*** Begin section ***

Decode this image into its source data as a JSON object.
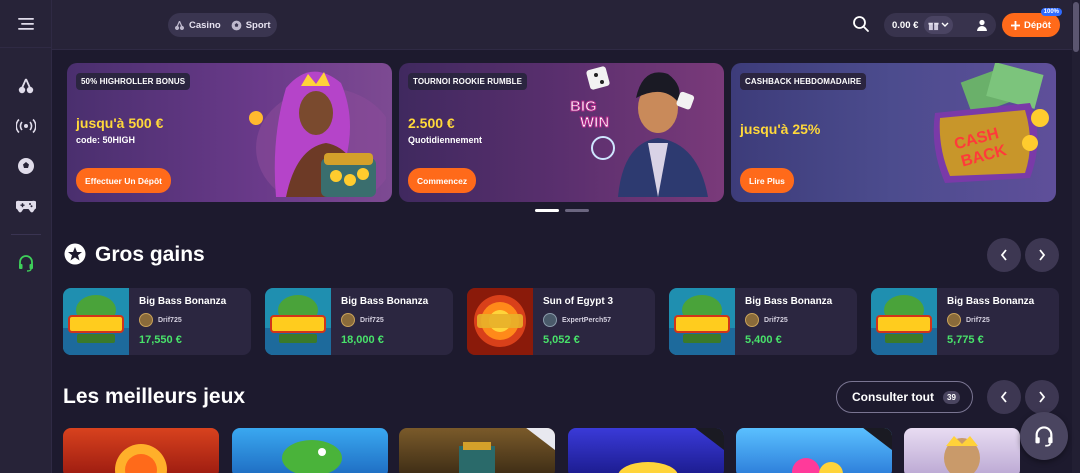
{
  "header": {
    "tabs": [
      {
        "label": "Casino",
        "icon": "cherries-icon"
      },
      {
        "label": "Sport",
        "icon": "soccer-ball-icon"
      }
    ],
    "balance": "0.00 €",
    "deposit_label": "Dépôt",
    "deposit_badge": "100%"
  },
  "sidebar": {
    "items": [
      {
        "icon": "cherries-icon"
      },
      {
        "icon": "live-broadcast-icon"
      },
      {
        "icon": "soccer-ball-icon"
      },
      {
        "icon": "gamepad-icon"
      },
      {
        "icon": "headset-icon"
      }
    ]
  },
  "banners": [
    {
      "tag": "50% HIGHROLLER BONUS",
      "headline": "jusqu'à 500 €",
      "sub": "code: 50HIGH",
      "button": "Effectuer Un Dépôt"
    },
    {
      "tag": "TOURNOI ROOKIE RUMBLE",
      "headline": "2.500 €",
      "sub": "Quotidiennement",
      "button": "Commencez",
      "art_text_1": "BIG",
      "art_text_2": "WIN"
    },
    {
      "tag": "CASHBACK HEBDOMADAIRE",
      "headline": "jusqu'à 25%",
      "sub": "",
      "button": "Lire Plus",
      "art_text_1": "CASH",
      "art_text_2": "BACK"
    }
  ],
  "big_wins": {
    "title": "Gros gains",
    "cards": [
      {
        "game": "Big Bass Bonanza",
        "user": "Drif725",
        "amount": "17,550 €",
        "thumb": "bigbass"
      },
      {
        "game": "Big Bass Bonanza",
        "user": "Drif725",
        "amount": "18,000 €",
        "thumb": "bigbass"
      },
      {
        "game": "Sun of Egypt 3",
        "user": "ExpertPerch57",
        "amount": "5,052 €",
        "thumb": "egypt"
      },
      {
        "game": "Big Bass Bonanza",
        "user": "Drif725",
        "amount": "5,400 €",
        "thumb": "bigbass"
      },
      {
        "game": "Big Bass Bonanza",
        "user": "Drif725",
        "amount": "5,775 €",
        "thumb": "bigbass"
      }
    ]
  },
  "top_games": {
    "title": "Les meilleurs jeux",
    "view_all": "Consulter tout",
    "count": "39",
    "tiles": [
      {
        "bg": "#c8321e",
        "corner": false
      },
      {
        "bg": "#2a8fd8",
        "corner": false
      },
      {
        "bg": "#6a4a22",
        "corner": true,
        "dark": false
      },
      {
        "bg": "#2c2fb0",
        "corner": true,
        "dark": true
      },
      {
        "bg": "#3a9cf0",
        "corner": true,
        "dark": true
      },
      {
        "bg": "#d9c7e8",
        "corner": false
      }
    ]
  },
  "colors": {
    "accent": "#ff6a1a",
    "win_green": "#48e26a",
    "gold": "#ffd83a"
  }
}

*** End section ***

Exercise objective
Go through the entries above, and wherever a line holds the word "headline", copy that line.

Your solution
      "headline": "jusqu'à 500 €",
      "headline": "2.500 €",
      "headline": "jusqu'à 25%",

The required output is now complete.